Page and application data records
--- START ---

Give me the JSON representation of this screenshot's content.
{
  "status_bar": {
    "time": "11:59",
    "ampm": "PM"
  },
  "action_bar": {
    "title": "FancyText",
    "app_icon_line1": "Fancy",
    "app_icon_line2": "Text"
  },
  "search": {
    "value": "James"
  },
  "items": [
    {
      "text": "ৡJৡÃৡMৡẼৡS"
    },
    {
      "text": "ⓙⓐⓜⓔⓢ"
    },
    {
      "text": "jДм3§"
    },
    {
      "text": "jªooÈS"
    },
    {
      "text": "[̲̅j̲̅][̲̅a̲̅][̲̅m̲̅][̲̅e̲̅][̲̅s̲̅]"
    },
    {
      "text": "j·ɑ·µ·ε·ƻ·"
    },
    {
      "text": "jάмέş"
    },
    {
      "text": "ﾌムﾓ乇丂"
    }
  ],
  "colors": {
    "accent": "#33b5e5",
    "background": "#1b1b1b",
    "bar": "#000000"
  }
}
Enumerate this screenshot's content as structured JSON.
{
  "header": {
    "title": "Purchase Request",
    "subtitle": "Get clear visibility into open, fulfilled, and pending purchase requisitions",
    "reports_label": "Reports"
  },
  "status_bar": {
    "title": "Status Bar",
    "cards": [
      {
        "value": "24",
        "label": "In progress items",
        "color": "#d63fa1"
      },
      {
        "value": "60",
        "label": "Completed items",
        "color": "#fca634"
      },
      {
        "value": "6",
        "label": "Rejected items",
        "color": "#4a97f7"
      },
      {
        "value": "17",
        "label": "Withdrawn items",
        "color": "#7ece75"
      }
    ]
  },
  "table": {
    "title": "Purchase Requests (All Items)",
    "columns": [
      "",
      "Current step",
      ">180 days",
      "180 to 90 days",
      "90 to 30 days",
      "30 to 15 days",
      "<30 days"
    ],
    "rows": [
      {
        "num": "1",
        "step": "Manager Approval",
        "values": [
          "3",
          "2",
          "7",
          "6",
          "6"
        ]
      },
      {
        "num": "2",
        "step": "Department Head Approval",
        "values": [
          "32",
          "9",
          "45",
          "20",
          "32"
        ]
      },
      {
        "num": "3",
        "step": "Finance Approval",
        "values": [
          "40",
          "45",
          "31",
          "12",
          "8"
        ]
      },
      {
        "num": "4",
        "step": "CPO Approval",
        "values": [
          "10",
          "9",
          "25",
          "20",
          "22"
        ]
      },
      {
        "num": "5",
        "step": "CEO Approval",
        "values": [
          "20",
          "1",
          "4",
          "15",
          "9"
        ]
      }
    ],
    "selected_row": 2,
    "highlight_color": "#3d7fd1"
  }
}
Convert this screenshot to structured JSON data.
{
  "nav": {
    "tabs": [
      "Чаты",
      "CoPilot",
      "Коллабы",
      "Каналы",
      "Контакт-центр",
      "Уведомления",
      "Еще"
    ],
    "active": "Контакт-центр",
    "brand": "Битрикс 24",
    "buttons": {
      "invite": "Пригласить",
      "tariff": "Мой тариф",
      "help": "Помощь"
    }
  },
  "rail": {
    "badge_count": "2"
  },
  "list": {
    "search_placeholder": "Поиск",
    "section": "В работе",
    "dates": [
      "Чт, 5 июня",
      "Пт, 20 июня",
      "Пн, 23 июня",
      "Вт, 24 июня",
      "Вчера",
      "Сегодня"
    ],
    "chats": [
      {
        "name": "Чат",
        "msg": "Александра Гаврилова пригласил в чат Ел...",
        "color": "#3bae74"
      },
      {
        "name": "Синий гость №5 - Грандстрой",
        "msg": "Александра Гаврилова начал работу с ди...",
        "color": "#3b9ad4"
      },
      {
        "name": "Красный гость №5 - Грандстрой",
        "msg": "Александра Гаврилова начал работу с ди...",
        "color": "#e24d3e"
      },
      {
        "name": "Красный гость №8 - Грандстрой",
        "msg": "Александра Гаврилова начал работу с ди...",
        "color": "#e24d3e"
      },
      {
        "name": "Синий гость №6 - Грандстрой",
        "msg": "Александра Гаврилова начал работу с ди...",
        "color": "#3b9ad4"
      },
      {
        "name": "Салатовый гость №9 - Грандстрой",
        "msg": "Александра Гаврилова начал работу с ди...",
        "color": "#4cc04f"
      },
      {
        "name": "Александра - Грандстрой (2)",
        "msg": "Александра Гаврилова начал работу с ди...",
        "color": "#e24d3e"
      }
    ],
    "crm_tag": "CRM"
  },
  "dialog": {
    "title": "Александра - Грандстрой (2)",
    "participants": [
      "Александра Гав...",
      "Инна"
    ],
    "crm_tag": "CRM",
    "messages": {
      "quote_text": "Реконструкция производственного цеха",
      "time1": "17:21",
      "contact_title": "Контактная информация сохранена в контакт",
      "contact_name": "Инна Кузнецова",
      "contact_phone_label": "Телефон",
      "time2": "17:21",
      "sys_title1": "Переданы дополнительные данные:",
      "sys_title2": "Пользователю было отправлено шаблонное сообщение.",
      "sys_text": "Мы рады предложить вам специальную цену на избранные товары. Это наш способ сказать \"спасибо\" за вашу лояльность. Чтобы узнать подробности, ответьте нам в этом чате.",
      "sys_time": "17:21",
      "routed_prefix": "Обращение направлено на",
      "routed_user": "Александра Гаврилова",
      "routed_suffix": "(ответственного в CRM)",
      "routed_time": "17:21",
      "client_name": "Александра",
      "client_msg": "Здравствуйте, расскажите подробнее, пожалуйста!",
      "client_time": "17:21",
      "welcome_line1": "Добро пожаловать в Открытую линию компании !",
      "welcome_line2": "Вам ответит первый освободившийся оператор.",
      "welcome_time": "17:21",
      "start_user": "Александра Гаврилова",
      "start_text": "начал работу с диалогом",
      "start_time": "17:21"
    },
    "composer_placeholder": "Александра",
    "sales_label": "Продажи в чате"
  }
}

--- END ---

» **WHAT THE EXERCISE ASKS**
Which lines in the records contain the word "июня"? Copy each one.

» **TASK ANSWER**
      "Чт, 5 июня",
      "Пт, 20 июня",
      "Пн, 23 июня",
      "Вт, 24 июня",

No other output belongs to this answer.